→ Problem description: From the material below, list every line containing "turbomode".

→ Material provided:
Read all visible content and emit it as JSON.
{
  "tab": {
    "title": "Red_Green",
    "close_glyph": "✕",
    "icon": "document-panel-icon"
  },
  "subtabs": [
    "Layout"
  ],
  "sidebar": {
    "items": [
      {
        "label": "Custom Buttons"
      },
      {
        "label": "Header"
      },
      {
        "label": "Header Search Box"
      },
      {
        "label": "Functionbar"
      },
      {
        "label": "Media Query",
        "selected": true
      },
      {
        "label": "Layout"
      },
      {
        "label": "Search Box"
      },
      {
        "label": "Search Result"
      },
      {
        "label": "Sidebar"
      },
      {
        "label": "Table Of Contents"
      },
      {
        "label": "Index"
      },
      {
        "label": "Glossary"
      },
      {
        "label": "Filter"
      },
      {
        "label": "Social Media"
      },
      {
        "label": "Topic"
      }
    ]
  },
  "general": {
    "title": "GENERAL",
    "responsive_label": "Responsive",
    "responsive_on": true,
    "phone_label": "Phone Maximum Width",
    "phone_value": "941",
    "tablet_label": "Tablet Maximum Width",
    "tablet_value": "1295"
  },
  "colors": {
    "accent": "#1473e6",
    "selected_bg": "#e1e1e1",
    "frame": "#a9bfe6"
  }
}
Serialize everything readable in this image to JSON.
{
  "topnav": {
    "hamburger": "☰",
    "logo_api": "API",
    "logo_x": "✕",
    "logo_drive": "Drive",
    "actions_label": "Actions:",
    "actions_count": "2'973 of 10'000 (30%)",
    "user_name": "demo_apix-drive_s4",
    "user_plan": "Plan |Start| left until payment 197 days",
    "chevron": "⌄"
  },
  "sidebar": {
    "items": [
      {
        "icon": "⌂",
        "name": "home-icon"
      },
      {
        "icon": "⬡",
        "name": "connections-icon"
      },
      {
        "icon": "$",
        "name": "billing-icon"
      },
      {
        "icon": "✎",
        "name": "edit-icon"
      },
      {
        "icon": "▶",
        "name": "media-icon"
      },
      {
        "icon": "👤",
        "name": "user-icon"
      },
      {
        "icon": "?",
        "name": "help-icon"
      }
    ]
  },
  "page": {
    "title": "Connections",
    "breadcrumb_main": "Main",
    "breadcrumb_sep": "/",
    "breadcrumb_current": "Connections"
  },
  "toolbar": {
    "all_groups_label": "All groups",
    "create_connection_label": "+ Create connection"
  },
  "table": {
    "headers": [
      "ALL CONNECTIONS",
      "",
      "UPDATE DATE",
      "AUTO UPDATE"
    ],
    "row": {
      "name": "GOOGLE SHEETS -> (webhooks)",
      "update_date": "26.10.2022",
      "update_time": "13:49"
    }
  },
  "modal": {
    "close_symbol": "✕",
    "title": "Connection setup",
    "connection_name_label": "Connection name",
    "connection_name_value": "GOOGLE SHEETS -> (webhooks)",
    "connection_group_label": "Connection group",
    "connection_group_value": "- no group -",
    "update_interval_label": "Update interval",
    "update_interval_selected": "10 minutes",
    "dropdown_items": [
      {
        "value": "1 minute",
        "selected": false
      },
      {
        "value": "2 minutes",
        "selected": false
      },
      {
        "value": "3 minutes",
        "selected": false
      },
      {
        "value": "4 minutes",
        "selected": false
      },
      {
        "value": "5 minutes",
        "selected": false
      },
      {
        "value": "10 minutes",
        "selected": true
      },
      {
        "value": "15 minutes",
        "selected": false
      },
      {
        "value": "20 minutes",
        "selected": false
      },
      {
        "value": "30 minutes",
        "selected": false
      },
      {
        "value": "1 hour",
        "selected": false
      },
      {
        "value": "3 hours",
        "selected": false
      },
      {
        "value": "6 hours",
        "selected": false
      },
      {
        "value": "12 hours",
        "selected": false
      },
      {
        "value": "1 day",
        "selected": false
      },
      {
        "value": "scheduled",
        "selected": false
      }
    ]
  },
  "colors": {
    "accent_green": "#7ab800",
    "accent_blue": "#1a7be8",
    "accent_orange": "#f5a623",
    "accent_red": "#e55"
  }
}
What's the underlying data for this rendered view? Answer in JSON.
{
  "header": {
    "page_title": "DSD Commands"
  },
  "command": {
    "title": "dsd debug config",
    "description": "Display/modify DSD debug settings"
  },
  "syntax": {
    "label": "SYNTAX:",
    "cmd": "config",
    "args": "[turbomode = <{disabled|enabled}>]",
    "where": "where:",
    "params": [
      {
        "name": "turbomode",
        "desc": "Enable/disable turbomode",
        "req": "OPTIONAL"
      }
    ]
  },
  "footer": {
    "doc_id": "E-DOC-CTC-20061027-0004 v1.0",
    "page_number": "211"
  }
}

→ Reply:
    "args": "[turbomode = <{disabled|enabled}>]",
        "name": "turbomode",
        "desc": "Enable/disable turbomode",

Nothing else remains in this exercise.